In the book "A breath of Fresh Air" F.C.Ball recalls memories of a country childhood before the First World War. The father of the family takes his brood to live in the countryside in a free cottage.
“The new house was in a country lane, ten feet wide. It was made up of four rooms; all on one floor, with iron bars at the windows, which father said were there to keep them from ever getting out again. There was a little porch at the front door, with a set on each side, and father had to fight back the rambler roses to get the key in the lock. The front door had been made for a family of very small people about 1860.
The ceilings were just above father's head, the windows were three feet square, and mother said how thankful she was that they didn't possess much furniture.
The back yard had a water-closet in one corner, discreetly overhung by a bush of convolvulus or 'piddlepot', a rain water tank in another for flushing the W.C. and a six foot fence all round to keep the family from staring at the ladies in the garden where father was to work.

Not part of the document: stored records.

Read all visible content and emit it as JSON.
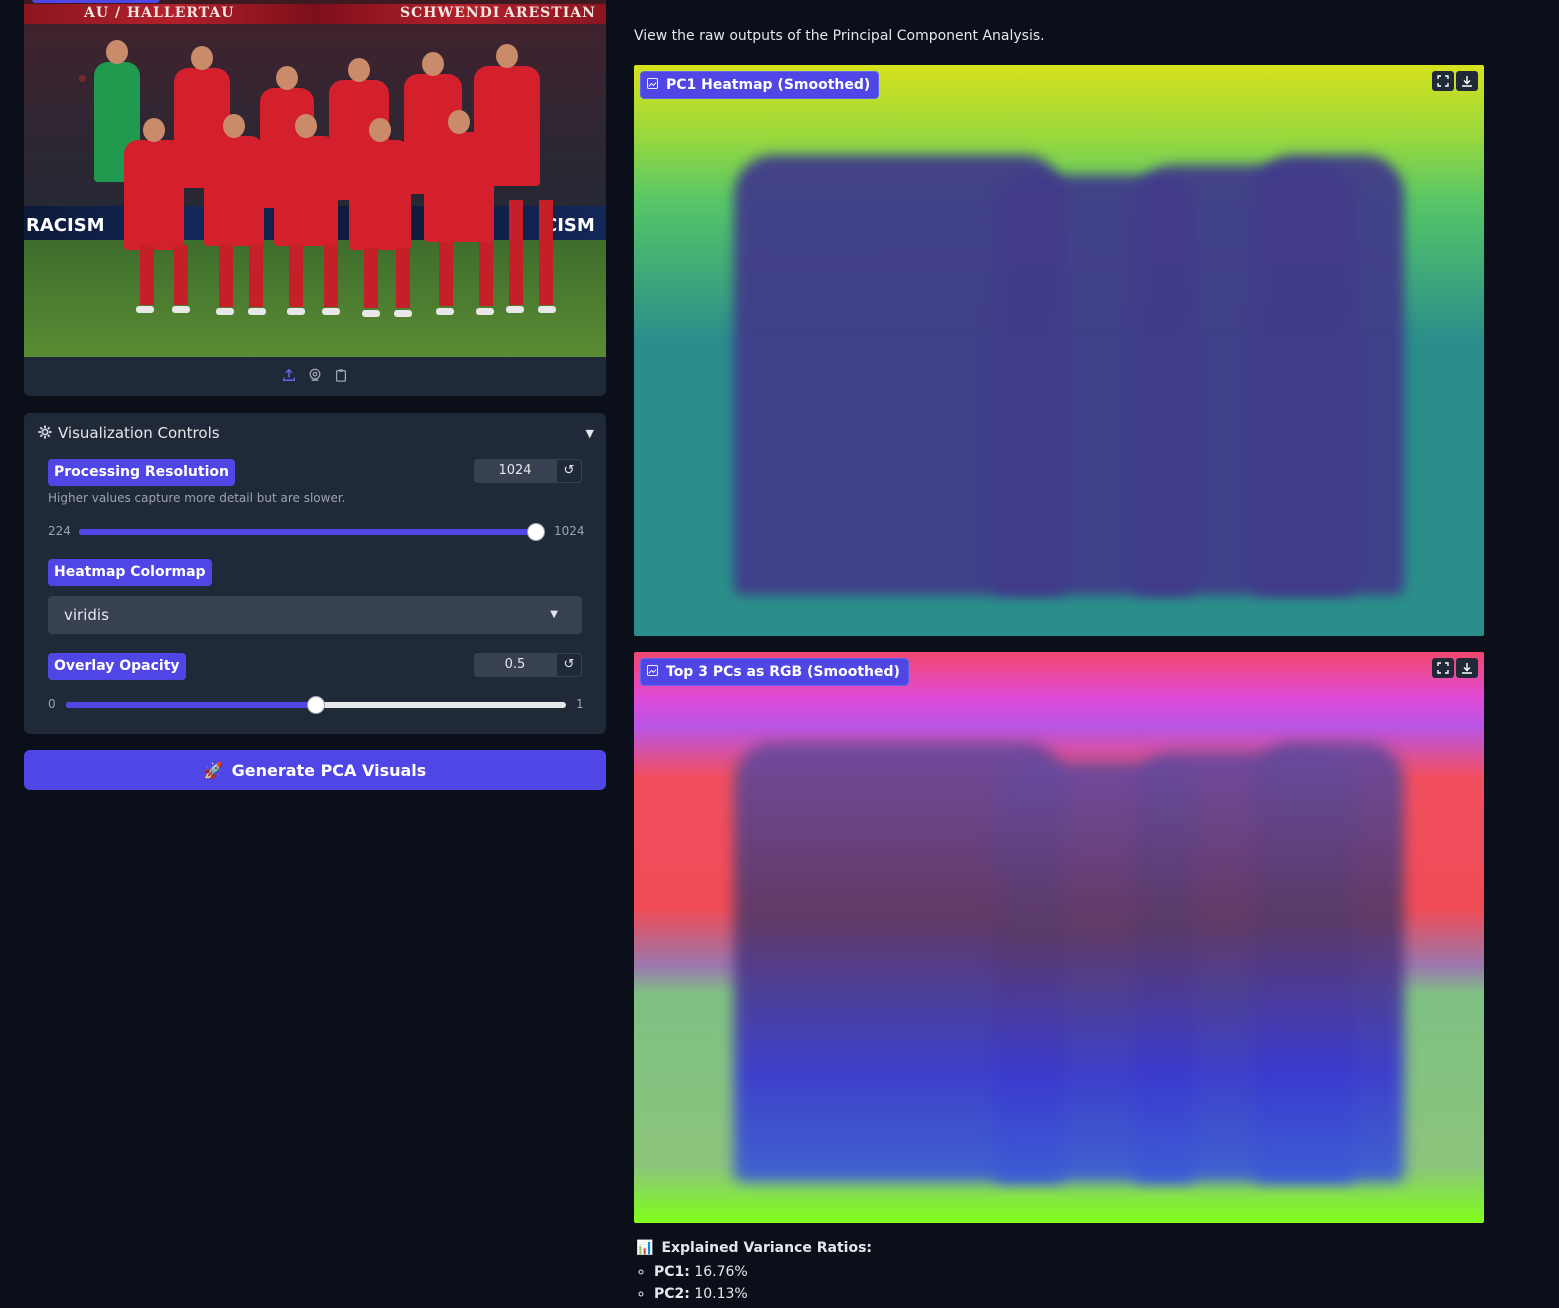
{
  "input_image": {
    "banner_left": "AU / HALLERTAU",
    "banner_mid": "SCHWENDI",
    "banner_right": "ARESTIAN",
    "board_left": "RACISM",
    "board_right": "CISM",
    "toolbar_icons": [
      "upload-icon",
      "webcam-icon",
      "clipboard-icon"
    ]
  },
  "controls": {
    "title": "Visualization Controls",
    "resolution": {
      "label": "Processing Resolution",
      "value": "1024",
      "hint": "Higher values capture more detail but are slower.",
      "min": "224",
      "max": "1024",
      "fraction": 1.0
    },
    "colormap": {
      "label": "Heatmap Colormap",
      "selected": "viridis"
    },
    "opacity": {
      "label": "Overlay Opacity",
      "value": "0.5",
      "min": "0",
      "max": "1",
      "fraction": 0.5
    },
    "reset_glyph": "↺"
  },
  "generate_button": {
    "label": "Generate PCA Visuals",
    "emoji": "🚀"
  },
  "results": {
    "intro": "View the raw outputs of the Principal Component Analysis.",
    "pc1_label": "PC1 Heatmap (Smoothed)",
    "rgb_label": "Top 3 PCs as RGB (Smoothed)",
    "variance_title": "Explained Variance Ratios:",
    "variance_emoji": "📊",
    "variance_items": [
      {
        "name": "PC1:",
        "value": "16.76%"
      },
      {
        "name": "PC2:",
        "value": "10.13%"
      }
    ]
  },
  "colors": {
    "accent": "#4f46e5",
    "panel": "#1f2937",
    "background": "#0b0f19"
  }
}
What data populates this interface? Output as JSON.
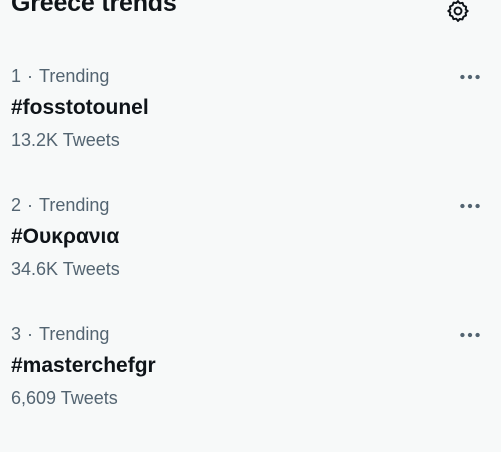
{
  "header": {
    "title": "Greece trends",
    "settings_icon": "gear-icon"
  },
  "trends": [
    {
      "rank": "1",
      "separator": "·",
      "category": "Trending",
      "name": "#fosstotounel",
      "count": "13.2K Tweets",
      "more_icon": "more-horizontal-icon"
    },
    {
      "rank": "2",
      "separator": "·",
      "category": "Trending",
      "name": "#Ουκρανια",
      "count": "34.6K Tweets",
      "more_icon": "more-horizontal-icon"
    },
    {
      "rank": "3",
      "separator": "·",
      "category": "Trending",
      "name": "#masterchefgr",
      "count": "6,609 Tweets",
      "more_icon": "more-horizontal-icon"
    }
  ],
  "colors": {
    "background": "#f7f9f9",
    "primary_text": "#0f1419",
    "secondary_text": "#536471"
  }
}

Across the lane was a dark wood of pines whose branches were swishing over the roof and dripping rain on it.
The lane continued to a place which the children heard mother say must be 'Godknowswhere' and there was another house about half a mile away.

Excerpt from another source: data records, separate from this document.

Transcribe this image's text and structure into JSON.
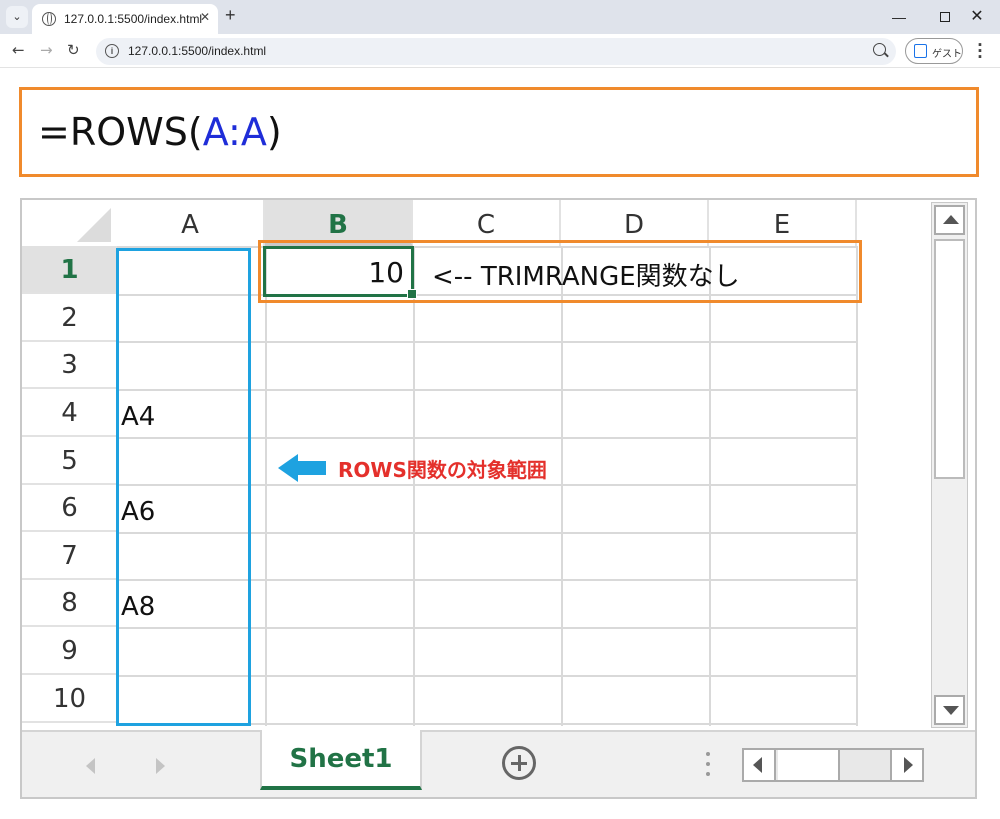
{
  "browser": {
    "tab_title": "127.0.0.1:5500/index.html",
    "url": "127.0.0.1:5500/index.html",
    "guest_label": "ゲスト"
  },
  "formula_bar": {
    "prefix": "=ROWS(",
    "range_ref": "A:A",
    "suffix": ")"
  },
  "sheet": {
    "columns": [
      "A",
      "B",
      "C",
      "D",
      "E"
    ],
    "active_column": "B",
    "rows": [
      "1",
      "2",
      "3",
      "4",
      "5",
      "6",
      "7",
      "8",
      "9",
      "10"
    ],
    "active_row": "1",
    "cells": {
      "A4": "A4",
      "A6": "A6",
      "A8": "A8",
      "B1": "10",
      "C1": "<-- TRIMRANGE関数なし"
    },
    "range_annotation": "ROWS関数の対象範囲",
    "tab_name": "Sheet1"
  },
  "colors": {
    "accent_green": "#217346",
    "highlight_orange": "#f08a2c",
    "range_blue": "#1ea2e0",
    "annotation_red": "#e4302b",
    "reference_blue": "#1f2dd8"
  }
}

"I'm afraid you can't have a cup of tea," said father, "the drinking water is up at the house. We ought to have brought some with us to-night." Mother said it was all right, she was ready to go to jail, once an or all, because there they had to feed you, and you would be missed if you got lost, but not out here, she said.

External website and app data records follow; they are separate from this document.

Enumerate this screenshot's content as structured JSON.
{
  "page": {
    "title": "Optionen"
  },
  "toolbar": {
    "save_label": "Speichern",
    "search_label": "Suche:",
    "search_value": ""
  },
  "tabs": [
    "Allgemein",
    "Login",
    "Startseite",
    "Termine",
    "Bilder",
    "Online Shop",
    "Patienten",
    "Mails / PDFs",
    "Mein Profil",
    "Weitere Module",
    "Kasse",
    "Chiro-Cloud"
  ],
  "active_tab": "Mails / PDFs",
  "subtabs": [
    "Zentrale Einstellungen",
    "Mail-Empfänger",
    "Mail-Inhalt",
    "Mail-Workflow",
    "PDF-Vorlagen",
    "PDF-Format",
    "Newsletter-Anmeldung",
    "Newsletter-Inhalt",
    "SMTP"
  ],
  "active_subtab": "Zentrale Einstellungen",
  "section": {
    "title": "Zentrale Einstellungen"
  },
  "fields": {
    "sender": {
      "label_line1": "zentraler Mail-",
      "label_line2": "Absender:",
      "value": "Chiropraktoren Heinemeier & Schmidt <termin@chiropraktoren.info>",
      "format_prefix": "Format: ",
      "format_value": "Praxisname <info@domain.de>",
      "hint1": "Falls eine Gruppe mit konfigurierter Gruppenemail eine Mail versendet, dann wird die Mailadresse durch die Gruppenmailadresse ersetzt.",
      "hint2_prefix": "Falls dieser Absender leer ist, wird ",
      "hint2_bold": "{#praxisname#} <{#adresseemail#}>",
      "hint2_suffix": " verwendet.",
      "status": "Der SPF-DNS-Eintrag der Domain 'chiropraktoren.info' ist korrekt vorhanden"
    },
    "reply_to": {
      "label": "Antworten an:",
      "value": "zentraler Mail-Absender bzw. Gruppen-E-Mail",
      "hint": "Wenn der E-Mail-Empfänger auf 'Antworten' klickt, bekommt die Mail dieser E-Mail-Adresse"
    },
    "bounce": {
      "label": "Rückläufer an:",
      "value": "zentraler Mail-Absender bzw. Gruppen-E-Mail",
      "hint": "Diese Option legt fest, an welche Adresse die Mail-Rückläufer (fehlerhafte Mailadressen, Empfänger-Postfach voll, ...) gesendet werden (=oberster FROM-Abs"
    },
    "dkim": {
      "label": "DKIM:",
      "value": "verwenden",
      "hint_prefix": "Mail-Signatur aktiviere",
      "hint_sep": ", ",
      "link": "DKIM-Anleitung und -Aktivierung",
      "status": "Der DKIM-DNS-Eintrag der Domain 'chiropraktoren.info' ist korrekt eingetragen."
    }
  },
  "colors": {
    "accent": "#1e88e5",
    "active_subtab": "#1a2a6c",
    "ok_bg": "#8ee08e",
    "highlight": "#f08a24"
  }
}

In the morning, when Mother happened to glance out of the bedroom window, she saw several cows gazing at her from about three feet away, and she dropped the pot she was carrying. It was a welcome to the country and apparently a genuine one.”